▶ **Description of the task**: Pictures appear among the records. Write out all else exactly as it stands.

▶ **Available data**:
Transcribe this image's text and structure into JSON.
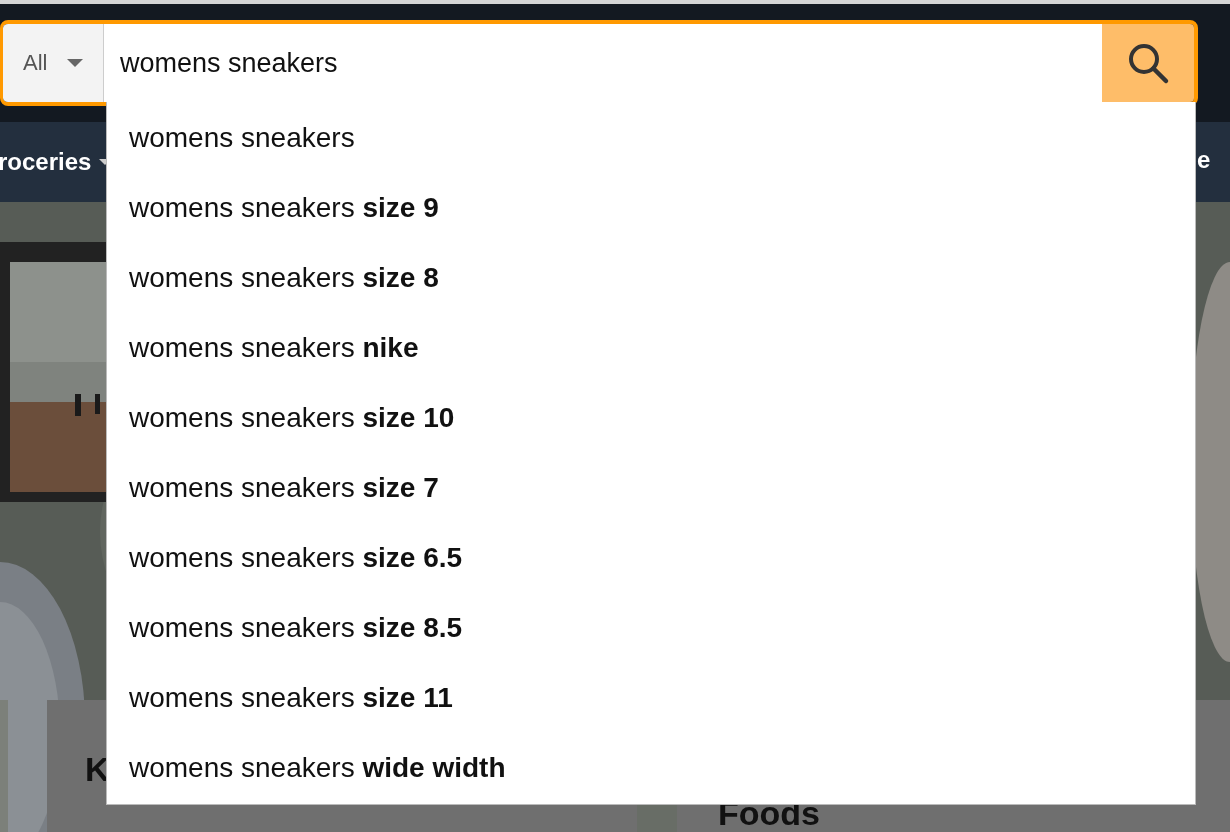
{
  "search": {
    "category": "All",
    "query": "womens sneakers"
  },
  "nav": {
    "left_item": "roceries",
    "right_item": "e"
  },
  "suggestions": [
    "womens sneakers",
    "womens sneakers **size 9**",
    "womens sneakers **size 8**",
    "womens sneakers **nike**",
    "womens sneakers **size 10**",
    "womens sneakers **size 7**",
    "womens sneakers **size 6.5**",
    "womens sneakers **size 8.5**",
    "womens sneakers **size 11**",
    "womens sneakers **wide width**"
  ],
  "cards": [
    {
      "title": "K"
    },
    {
      "title": "Foods"
    }
  ]
}
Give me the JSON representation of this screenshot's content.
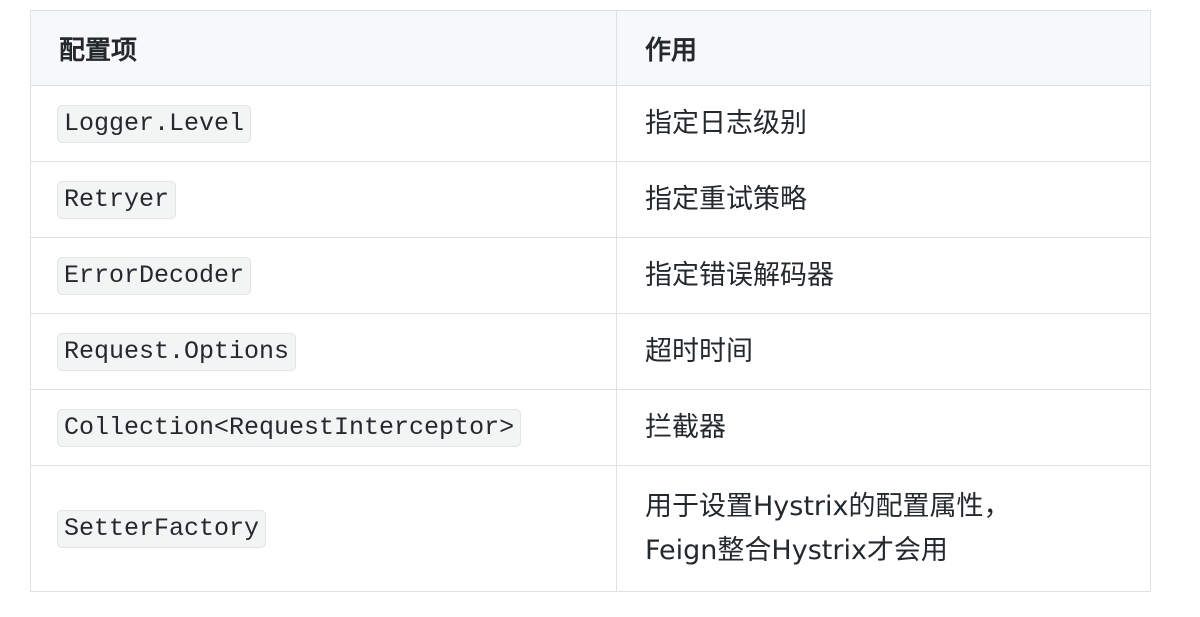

▶ **Exercise result**:
Transcribe this image's text and structure into JSON.
{
  "search": {
    "category": "All",
    "query": "womens sneakers"
  },
  "nav": {
    "left_item": "roceries",
    "right_item": "e"
  },
  "suggestions": [
    "womens sneakers",
    "womens sneakers **size 9**",
    "womens sneakers **size 8**",
    "womens sneakers **nike**",
    "womens sneakers **size 10**",
    "womens sneakers **size 7**",
    "womens sneakers **size 6.5**",
    "womens sneakers **size 8.5**",
    "womens sneakers **size 11**",
    "womens sneakers **wide width**"
  ],
  "cards": [
    {
      "title": "K"
    },
    {
      "title": "Foods"
    }
  ]
}
Give me the JSON representation of this screenshot's content.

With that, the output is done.